reunite but failed. China however was easier to reunite because a Chinese literate population continued to
play a strong role in both Northern and Southern governments. Even though there was diversity between
courts during this period, the literacy and ability for the different courts to communicate continued. As
well the nomads in the North who could have created a distinctive alternative culture became literate in
Chinese and connected to Chinese literature, the library of which was a force uniting the North and South.
Question and debate: Could China have remained disunited to become two separate countries?
How did China become united again?
Yang Jian (Chinese Name) or Puliuru Jian (Xianbei Name) an official in the Northern Zhou
dynasty grew in prestige. He married his daughter to the Zhou Emperor Xuan. When the Emperor Xuan
died this daughter the Empress Yang Lihua became regent over the child Emperor Jing. Yang Jian
defeated in battle the generals who opposed this seizure of power and then the young Emperor Jing gave
his throne to Yang Jian. Yang Jian declared himself Emperor Wen of Sui. From Zhou, Emperor Wen
conquered the other two states and united China. Clearly there is still a question as to exactly why this
unification stuck and the Jin unification did not. This question is still open although Ebrey suggests:
1. Wen’s military structure allowed for a large army loyal to the emperor without great cost to the state.
This was through a land distribution system that created citizen farmers who were required to provide
military service.
2. Wen claimed his legitimacy in part from Buddhism as his new Mandate from Heaven at time and from
a position where any claim based upon inheritance from an ancient dynasty no longer held any
Barfield, Thomas. Inner Asia: A Study in Frontier History, Draft Manuscript for Foreign Cultures 38,
Inner Asian Civilizations, 1986.
This manuscript was made into The Perilous Frontier: Nomadic Empires and China by Thomas J.
Ebrey, Patricia Buckley. The Cambridge Illustrated History of China, Cambridge University Press,
Cambridge, UK, 2002.
At times I have copies pages 84-85 which detail the Fall of the Han so that my students can read it.
Reading these pages requires some scaffolding an often I will read it with them to explain things as we
go. Much of these lesson is derived from a summation and explanation of Chapter 4: Buddhism,
Aristocracy and Alien Rulers: The Age of Division 220-589.
Minor biographical details were derived from the Wikipedia articles on particular personages though I
could not fact check all of the material back to more reliable documents.
Closing Comments: While delving into an area largely ignored by the textbook, I have stumbled upon
an era that in some ways deals with complexities that would inspire one to look away and tackle more
easily digested periods. This could be appropriate if this period did not include the development of

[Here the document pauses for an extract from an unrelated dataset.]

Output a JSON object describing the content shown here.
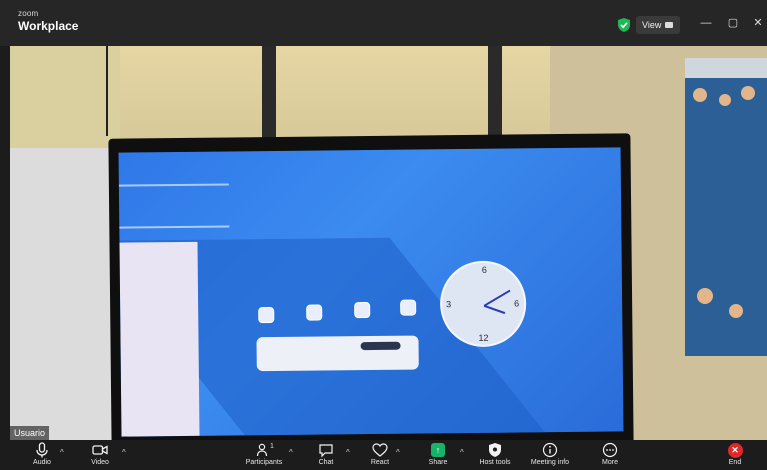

popular Buddhism, a synthetic Manchurian style state system reproduced in other periods, and Chinese
poetry and a role for poetry that established it deeply within Chinese culture. The challenge of the
complexity has created a rather long lesson and one that while seemly detailed remains incomplete as
many questions remain unanswered. Yet, exposing incomplete knowledge to students in a way that
creates questions and highlights the gaps is extremely useful and instructive because it inspires curiosity
and curiosity if the genesis of discovery.